[Records drawn from a dataset]

*-*-*

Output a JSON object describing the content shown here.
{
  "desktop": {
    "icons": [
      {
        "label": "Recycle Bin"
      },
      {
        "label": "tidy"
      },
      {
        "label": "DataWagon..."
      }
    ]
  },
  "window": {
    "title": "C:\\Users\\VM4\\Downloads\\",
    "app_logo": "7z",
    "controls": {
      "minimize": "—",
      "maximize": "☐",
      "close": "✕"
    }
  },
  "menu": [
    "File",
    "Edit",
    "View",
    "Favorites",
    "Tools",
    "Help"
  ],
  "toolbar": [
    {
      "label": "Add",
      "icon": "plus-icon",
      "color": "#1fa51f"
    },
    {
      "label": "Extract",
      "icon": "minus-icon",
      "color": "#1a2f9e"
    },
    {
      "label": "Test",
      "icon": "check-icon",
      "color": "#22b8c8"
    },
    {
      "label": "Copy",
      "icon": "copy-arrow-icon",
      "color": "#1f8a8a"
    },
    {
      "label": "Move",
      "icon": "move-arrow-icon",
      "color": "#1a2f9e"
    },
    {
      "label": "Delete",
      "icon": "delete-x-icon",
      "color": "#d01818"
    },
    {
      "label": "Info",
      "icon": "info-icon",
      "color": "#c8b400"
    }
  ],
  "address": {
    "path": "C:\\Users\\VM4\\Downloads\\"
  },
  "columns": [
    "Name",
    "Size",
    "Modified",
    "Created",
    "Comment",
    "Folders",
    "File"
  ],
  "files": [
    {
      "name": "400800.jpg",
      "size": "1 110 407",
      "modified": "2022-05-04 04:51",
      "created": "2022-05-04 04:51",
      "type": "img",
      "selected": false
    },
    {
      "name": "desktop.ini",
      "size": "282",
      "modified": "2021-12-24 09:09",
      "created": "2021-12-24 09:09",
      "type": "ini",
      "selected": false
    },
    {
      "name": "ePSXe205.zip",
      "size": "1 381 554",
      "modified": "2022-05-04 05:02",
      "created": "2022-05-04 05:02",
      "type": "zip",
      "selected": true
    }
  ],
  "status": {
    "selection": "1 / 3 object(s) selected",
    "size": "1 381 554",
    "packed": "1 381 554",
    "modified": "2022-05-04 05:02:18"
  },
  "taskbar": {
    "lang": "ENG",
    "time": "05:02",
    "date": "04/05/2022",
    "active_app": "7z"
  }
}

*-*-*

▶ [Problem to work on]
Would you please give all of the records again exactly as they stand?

▶ [Result for this exercise]
Output a JSON object describing the content shown here.
{
  "desktop": {
    "icons": [
      {
        "label": "Recycle Bin"
      },
      {
        "label": "tidy"
      },
      {
        "label": "DataWagon..."
      }
    ]
  },
  "window": {
    "title": "C:\\Users\\VM4\\Downloads\\",
    "app_logo": "7z",
    "controls": {
      "minimize": "—",
      "maximize": "☐",
      "close": "✕"
    }
  },
  "menu": [
    "File",
    "Edit",
    "View",
    "Favorites",
    "Tools",
    "Help"
  ],
  "toolbar": [
    {
      "label": "Add",
      "icon": "plus-icon",
      "color": "#1fa51f"
    },
    {
      "label": "Extract",
      "icon": "minus-icon",
      "color": "#1a2f9e"
    },
    {
      "label": "Test",
      "icon": "check-icon",
      "color": "#22b8c8"
    },
    {
      "label": "Copy",
      "icon": "copy-arrow-icon",
      "color": "#1f8a8a"
    },
    {
      "label": "Move",
      "icon": "move-arrow-icon",
      "color": "#1a2f9e"
    },
    {
      "label": "Delete",
      "icon": "delete-x-icon",
      "color": "#d01818"
    },
    {
      "label": "Info",
      "icon": "info-icon",
      "color": "#c8b400"
    }
  ],
  "address": {
    "path": "C:\\Users\\VM4\\Downloads\\"
  },
  "columns": [
    "Name",
    "Size",
    "Modified",
    "Created",
    "Comment",
    "Folders",
    "File"
  ],
  "files": [
    {
      "name": "400800.jpg",
      "size": "1 110 407",
      "modified": "2022-05-04 04:51",
      "created": "2022-05-04 04:51",
      "type": "img",
      "selected": false
    },
    {
      "name": "desktop.ini",
      "size": "282",
      "modified": "2021-12-24 09:09",
      "created": "2021-12-24 09:09",
      "type": "ini",
      "selected": false
    },
    {
      "name": "ePSXe205.zip",
      "size": "1 381 554",
      "modified": "2022-05-04 05:02",
      "created": "2022-05-04 05:02",
      "type": "zip",
      "selected": true
    }
  ],
  "status": {
    "selection": "1 / 3 object(s) selected",
    "size": "1 381 554",
    "packed": "1 381 554",
    "modified": "2022-05-04 05:02:18"
  },
  "taskbar": {
    "lang": "ENG",
    "time": "05:02",
    "date": "04/05/2022",
    "active_app": "7z"
  }
}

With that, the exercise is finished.